The arrival of 2017 once again generates expectations and prepare us for the continuous changes that could take place during this new year. From Predictions, forecasts and trends we talked during much of the last stage of last year and the first days of 2017 still continue to come opinions and visions of many professionals and experts in advertising and digital marketing that leave their pearls in relation to It seems, is about to arrive or will involve important paradigm shifts.

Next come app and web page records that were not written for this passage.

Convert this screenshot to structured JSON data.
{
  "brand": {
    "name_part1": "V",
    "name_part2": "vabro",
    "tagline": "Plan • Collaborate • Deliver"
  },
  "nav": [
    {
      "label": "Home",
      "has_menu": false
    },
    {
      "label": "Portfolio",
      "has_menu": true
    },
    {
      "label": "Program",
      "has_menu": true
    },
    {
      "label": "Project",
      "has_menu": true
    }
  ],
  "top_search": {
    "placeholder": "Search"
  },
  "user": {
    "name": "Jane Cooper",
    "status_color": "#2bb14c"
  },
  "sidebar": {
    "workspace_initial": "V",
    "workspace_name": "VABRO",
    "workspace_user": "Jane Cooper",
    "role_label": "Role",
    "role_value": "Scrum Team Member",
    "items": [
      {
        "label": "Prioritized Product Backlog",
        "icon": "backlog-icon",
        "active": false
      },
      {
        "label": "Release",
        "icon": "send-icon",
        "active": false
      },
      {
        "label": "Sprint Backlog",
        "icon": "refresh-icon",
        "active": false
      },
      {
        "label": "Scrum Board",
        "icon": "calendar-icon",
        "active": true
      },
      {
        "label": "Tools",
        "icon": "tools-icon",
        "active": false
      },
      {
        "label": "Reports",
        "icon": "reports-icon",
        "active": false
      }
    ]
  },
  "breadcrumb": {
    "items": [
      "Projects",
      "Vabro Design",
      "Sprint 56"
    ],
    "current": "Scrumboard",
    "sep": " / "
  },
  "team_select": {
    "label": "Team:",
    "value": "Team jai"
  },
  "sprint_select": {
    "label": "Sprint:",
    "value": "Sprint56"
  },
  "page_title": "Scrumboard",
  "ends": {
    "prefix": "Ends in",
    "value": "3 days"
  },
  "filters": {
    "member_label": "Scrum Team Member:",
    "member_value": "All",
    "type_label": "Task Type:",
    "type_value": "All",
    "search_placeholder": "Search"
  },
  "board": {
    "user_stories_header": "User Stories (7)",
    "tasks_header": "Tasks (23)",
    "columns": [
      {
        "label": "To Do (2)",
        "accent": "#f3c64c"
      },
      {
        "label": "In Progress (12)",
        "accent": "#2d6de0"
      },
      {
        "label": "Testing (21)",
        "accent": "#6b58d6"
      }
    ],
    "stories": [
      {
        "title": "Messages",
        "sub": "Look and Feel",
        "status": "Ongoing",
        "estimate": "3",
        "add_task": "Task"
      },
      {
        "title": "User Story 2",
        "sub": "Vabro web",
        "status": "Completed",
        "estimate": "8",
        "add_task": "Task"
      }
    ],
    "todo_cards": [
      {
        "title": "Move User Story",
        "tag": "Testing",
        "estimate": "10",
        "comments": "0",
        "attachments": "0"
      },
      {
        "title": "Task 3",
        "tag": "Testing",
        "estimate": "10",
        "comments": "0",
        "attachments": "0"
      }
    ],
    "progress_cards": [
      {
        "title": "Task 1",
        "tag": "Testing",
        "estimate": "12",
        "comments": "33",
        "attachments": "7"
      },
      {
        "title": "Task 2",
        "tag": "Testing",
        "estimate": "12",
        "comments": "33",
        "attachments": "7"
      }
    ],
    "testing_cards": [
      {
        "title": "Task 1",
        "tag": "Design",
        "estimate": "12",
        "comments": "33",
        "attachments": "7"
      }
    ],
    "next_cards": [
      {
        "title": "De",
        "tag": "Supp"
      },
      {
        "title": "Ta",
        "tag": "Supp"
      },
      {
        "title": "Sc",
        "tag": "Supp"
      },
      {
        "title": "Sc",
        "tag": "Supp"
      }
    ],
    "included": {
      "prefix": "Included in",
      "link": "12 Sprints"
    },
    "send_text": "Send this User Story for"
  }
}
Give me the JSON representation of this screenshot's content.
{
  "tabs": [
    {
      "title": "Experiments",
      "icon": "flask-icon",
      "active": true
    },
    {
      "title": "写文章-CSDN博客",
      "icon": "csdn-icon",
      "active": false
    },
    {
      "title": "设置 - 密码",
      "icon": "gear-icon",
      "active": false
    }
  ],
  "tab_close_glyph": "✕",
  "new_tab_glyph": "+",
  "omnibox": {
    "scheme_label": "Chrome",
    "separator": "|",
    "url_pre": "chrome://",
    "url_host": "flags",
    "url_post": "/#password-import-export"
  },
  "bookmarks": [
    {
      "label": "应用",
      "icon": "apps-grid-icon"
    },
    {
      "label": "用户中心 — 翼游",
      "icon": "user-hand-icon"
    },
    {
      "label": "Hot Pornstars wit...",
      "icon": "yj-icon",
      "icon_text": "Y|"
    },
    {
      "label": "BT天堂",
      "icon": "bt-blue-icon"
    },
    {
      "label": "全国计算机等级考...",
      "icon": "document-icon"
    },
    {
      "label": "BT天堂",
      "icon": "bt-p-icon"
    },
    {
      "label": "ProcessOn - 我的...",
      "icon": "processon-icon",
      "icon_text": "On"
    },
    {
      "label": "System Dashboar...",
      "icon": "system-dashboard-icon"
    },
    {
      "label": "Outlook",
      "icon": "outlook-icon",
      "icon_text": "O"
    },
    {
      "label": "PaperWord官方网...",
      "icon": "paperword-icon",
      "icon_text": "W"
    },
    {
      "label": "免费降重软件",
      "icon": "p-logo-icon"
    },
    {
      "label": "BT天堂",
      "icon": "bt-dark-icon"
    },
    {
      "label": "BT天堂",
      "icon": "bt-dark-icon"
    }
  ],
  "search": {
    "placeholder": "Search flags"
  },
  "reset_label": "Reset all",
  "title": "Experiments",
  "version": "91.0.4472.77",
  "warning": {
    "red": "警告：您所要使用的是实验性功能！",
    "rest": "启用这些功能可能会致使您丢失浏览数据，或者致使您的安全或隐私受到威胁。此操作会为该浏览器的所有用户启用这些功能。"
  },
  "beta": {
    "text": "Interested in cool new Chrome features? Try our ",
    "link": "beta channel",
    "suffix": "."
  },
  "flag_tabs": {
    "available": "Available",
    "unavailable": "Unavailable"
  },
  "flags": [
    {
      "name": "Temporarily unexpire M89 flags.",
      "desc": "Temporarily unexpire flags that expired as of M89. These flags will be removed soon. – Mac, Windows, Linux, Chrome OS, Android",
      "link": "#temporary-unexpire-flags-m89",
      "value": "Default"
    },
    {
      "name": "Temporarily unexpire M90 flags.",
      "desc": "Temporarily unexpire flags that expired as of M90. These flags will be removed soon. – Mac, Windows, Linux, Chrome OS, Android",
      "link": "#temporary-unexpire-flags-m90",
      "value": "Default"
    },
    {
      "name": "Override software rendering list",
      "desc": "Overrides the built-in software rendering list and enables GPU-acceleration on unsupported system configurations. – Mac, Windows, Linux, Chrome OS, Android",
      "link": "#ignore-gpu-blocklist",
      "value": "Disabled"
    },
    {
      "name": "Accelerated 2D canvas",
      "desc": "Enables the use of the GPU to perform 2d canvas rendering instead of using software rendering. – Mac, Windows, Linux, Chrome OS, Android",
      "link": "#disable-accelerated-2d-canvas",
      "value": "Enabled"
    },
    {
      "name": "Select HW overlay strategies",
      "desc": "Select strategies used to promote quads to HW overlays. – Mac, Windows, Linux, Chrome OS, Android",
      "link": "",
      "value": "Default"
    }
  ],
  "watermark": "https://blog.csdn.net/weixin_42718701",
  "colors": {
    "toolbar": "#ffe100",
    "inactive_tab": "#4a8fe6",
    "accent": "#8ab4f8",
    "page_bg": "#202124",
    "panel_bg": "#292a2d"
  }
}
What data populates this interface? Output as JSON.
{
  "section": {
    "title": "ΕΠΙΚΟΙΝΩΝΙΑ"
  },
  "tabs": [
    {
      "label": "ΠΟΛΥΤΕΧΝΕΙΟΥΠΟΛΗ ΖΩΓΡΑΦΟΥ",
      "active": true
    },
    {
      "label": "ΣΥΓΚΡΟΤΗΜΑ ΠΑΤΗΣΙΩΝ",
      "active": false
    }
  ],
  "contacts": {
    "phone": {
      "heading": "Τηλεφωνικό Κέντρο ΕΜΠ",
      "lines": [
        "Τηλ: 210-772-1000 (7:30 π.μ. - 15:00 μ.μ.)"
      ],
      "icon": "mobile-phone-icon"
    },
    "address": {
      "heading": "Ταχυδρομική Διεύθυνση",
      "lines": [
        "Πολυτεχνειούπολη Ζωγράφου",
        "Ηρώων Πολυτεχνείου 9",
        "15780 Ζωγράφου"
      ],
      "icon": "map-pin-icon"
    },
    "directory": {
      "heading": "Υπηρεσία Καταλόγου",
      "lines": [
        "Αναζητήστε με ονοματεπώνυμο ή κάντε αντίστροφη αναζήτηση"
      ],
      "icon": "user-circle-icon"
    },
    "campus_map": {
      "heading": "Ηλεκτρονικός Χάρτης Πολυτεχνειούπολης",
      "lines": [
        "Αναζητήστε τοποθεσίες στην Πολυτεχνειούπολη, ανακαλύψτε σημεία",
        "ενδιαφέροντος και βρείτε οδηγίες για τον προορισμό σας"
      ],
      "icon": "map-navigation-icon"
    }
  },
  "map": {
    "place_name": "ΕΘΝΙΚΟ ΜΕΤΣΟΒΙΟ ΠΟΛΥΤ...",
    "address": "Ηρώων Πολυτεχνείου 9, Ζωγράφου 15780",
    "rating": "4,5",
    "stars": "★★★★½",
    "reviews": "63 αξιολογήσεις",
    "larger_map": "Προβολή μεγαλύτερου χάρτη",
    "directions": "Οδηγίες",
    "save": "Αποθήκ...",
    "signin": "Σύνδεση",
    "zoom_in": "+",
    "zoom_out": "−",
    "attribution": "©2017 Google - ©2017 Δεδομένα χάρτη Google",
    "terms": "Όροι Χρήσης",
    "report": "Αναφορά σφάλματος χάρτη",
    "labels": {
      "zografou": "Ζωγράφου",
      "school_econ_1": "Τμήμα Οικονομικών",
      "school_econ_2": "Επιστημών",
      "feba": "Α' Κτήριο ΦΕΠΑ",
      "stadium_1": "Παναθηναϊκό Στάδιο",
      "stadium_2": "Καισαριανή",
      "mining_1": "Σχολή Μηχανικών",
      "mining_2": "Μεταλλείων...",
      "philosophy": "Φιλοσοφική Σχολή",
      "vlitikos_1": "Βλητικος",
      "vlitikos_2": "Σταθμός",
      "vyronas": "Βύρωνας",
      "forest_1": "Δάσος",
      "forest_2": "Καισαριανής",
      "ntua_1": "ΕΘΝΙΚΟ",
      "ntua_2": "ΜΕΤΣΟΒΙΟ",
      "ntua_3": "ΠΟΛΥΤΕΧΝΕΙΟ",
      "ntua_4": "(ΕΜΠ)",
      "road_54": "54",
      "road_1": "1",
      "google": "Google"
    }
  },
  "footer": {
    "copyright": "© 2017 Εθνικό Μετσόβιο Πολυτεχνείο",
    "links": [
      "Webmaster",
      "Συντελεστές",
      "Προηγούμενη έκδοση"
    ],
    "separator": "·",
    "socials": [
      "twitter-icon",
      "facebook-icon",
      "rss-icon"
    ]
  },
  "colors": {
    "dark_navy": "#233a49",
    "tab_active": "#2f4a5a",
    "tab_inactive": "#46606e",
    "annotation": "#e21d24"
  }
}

It seems that there is generally a consensus on certain issues, including opt-in advertising and Attraction Marketing are going to become common, especially as consumers are more comfortable in allowing the Brands know their location, intentions and preferences thanks to their mobile devices. The sensors will add data that is obtained through specialized campaigns, joining analysis platforms, processing numbers and pouring information in CRMs and online ordering systems.

The data and content will customize the web to determine on the go, the campaign that best speaks to consumers. This way they will show content that will be adjusted with each new search or visit to the web pages of the company or social networks.

In 2017 the SEO E will stop being an “engine” to become an experience, based on the experience that consumers have had on both mobile and desktop devices.

For Sid Shah, director of business analysis at Adobe, the explosion of content will emerge in the “living room” in mobility as the assignment of rights and better monetization allow greater portability. This will be a major boost to mobile traffic and digital advertising. By the end of 2017, one of every three clicks of payment may have its origin in a tablet or a Smartphone.

Raj De Datta, CEO and co-founder of BloomReach, commented that 2017 will bring us the disappearance of static web pages. Interest and search habits will influence the content of the pages, changing for each consumer based on their interest and browsing history. The data obtained from this experience will contribute to the era, not of the “Big Data”, but of the “Big Big Data”. Rampant data growth will force companies to have autonomous machines that are capable of turning the internet into revenue. To stay competitive and adapt to the changing demands of consumers, companies will rely on Big Data applications that can leverage that information and turn it into sales. Controlling this information is soon to become unmanageable due to the high costs of the necessary resources and also to the shortage of trained personnel. In the US alone, there may be a demand for more than 190,000 qualified data analysts in 2018. Much of the analysis will be carried out automatically by self-taught machines, freeing people so they can contribute what they do best: be creative.

Omar Tawakol, CEO of BlueKai, also believes that 2017 will bring trans-channel integration of data and campaigns, bringing together searches, video, display and mobile. By the end of the year, Tawakol believes that leading companies will take their own data and evaluate agencies based on their ability to extract knowledge from audiences, going beyond standard operation.

Mike Baker, CEO of DataXu, believes that in 2017 more advertisers will be seen deploying sophisticated “multichannel” models that will more adequately measure the contribution of free search clicks, versus a broader context of the fully paid and controlled.

Larry Kim, founder and CTO of WordStream, says that 2017 will see how Google will reshape its algorithms, making SEO a lot more complex, while Google+ ads and content will play a more active role in the results of The search engines. This change will force companies to strike a balance in inbound marketing strategies.

Angela Bandlow, marketing VP for Extole, believes that 2017 will bring us the end of the social ROI debate, because companies will finally have data that can test the strategies put in place. With more sophisticated analysis, companies will know better than in the past who talk about their brands, analyze their impressions, clicks, etc. Word-of-mouth marketing will play a very significant role, with presence in more than 80% of purchase cycles.

Peter Shankman, founder of Geek Factory, is confident that 2017 will be the year that companies stop using the term “social media” when referring to a campaign. Companies are currently designing campaigns hoping for miracles to emerge from isolated actions in social media. Those who are unable to create broader communication, marketing, advertising and branding plans, and thinking about revenue generation, will fail. He also believes that if Facebook plays his cards well, 2017 will be the year in which he will be able to control mobile advertising.